In April 1906, Goldberg received a Ph.D. from the University of Leipzig, awarded with highest honors, summa cum laude. After a year as assistant to Adolf Miethe in the Photochemistry Laboratory at the Technical University in Charlottenburg, Berlin, he became head of the photographic department of the Royal Academy of Graphic Arts and Bookcraft, in Leipzig from 1907 to 1917.
In 1917 Goldberg was recruited by the Carl Zeiss firm in Jena to become a director of its photographic products subsidiary ICA (Internationale Camera Aktien Gesellschaft) in Dresden where he introduced the spring-driven Kinamo movie camera. In 1926 four leading photographic firms formed Zeiss Ikon under Goldberg’s leadership until he was kidnapped by Nazis in 1933 and fled to Paris.
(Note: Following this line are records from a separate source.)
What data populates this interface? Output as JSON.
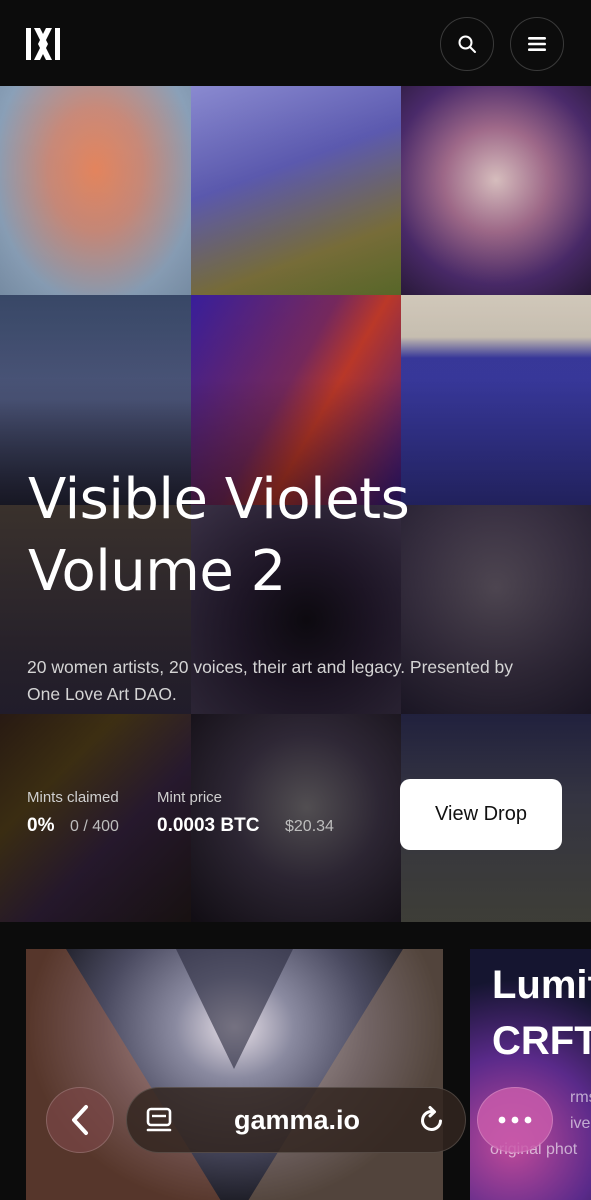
{
  "header": {
    "logo_icon": "gamma-logo-icon",
    "search_icon": "search-icon",
    "menu_icon": "menu-icon"
  },
  "hero": {
    "title_line1": "Visible Violets",
    "title_line2": "Volume 2",
    "subtitle": "20 women artists, 20 voices, their art and legacy. Presented by One Love Art DAO.",
    "mints_label": "Mints claimed",
    "mints_percent": "0%",
    "mints_count": "0 / 400",
    "price_label": "Mint price",
    "price_btc": "0.0003 BTC",
    "price_usd": "$20.34",
    "cta_label": "View Drop"
  },
  "cards": {
    "second_title_line1": "Lumif",
    "second_title_line2": "CRFT",
    "second_sub_line1": "rms b",
    "second_sub_line2": "ive c",
    "second_sub_line3": "original phot"
  },
  "browser": {
    "url": "gamma.io",
    "back_icon": "chevron-left-icon",
    "tabs_icon": "tabs-icon",
    "reload_icon": "reload-icon",
    "more_icon": "more-icon"
  },
  "colors": {
    "background": "#0c0c0c",
    "accent_violet": "#5a3ca0",
    "more_button": "#c85aaa"
  }
}
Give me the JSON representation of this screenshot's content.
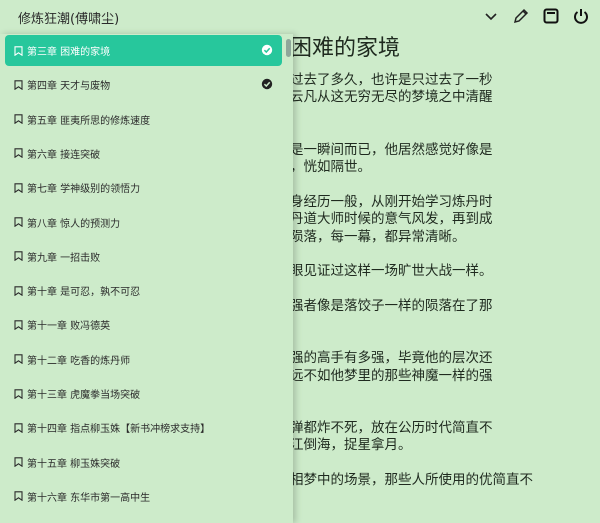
{
  "window": {
    "title": "修炼狂潮(傅啸尘)",
    "controls": [
      "chevron-down-icon",
      "pen-icon",
      "fullscreen-icon",
      "power-icon"
    ]
  },
  "sidebar": {
    "chapters": [
      {
        "label": "第三章 困难的家境",
        "active": true,
        "read": true
      },
      {
        "label": "第四章 天才与废物",
        "active": false,
        "read": true
      },
      {
        "label": "第五章 匪夷所思的修炼速度",
        "active": false,
        "read": false
      },
      {
        "label": "第六章 接连突破",
        "active": false,
        "read": false
      },
      {
        "label": "第七章 学神级别的领悟力",
        "active": false,
        "read": false
      },
      {
        "label": "第八章 惊人的预测力",
        "active": false,
        "read": false
      },
      {
        "label": "第九章 一招击败",
        "active": false,
        "read": false
      },
      {
        "label": "第十章 是可忍，孰不可忍",
        "active": false,
        "read": false
      },
      {
        "label": "第十一章 败冯德英",
        "active": false,
        "read": false
      },
      {
        "label": "第十二章 吃香的炼丹师",
        "active": false,
        "read": false
      },
      {
        "label": "第十三章 虎魔拳当场突破",
        "active": false,
        "read": false
      },
      {
        "label": "第十四章 指点柳玉姝【新书冲榜求支持】",
        "active": false,
        "read": false
      },
      {
        "label": "第十五章 柳玉姝突破",
        "active": false,
        "read": false
      },
      {
        "label": "第十六章 东华市第一高中生",
        "active": false,
        "read": false
      }
    ]
  },
  "content": {
    "heading": "困难的家境",
    "lines": [
      "过去了多久，也许是只过去了一秒",
      "云凡从这无穷无尽的梦境之中清醒",
      "",
      "",
      "是一瞬间而已，他居然感觉好像是",
      "，恍如隔世。",
      "",
      "身经历一般，从刚开始学习炼丹时",
      "丹道大师时候的意气风发，再到成",
      "陨落，每一幕，都异常清晰。",
      "",
      "眼见证过这样一场旷世大战一样。",
      "",
      "强者像是落饺子一样的陨落在了那",
      "",
      "",
      "强的高手有多强，毕竟他的层次还",
      "远不如他梦里的那些神魔一样的强",
      "",
      "",
      "弹都炸不死，放在公历时代简直不",
      "江倒海，捉星拿月。",
      "",
      "相梦中的场景，那些人所使用的优简直不"
    ]
  },
  "colors": {
    "background": "#cdebca",
    "accent": "#27c79c"
  }
}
After four years working for Zeiss subsidiaries in France, Goldberg moved to Palestine in 1937 where he established a laboratory, Goldberg Instruments, which became the Electro-Optical Industries (“El-Op”) in Rehovot.
On 28 June 1907 Goldberg married Sophie Posniak (28 August 1886-10 December 1968). They had a son, Herbert Goldberg (b. 20 November 1914), and a daughter Renate Eva, now Chava Gichon (b. 19 September 1922).
Goldberg retired in 1960 but continued his research and died in Tel Aviv on 13 September 1970.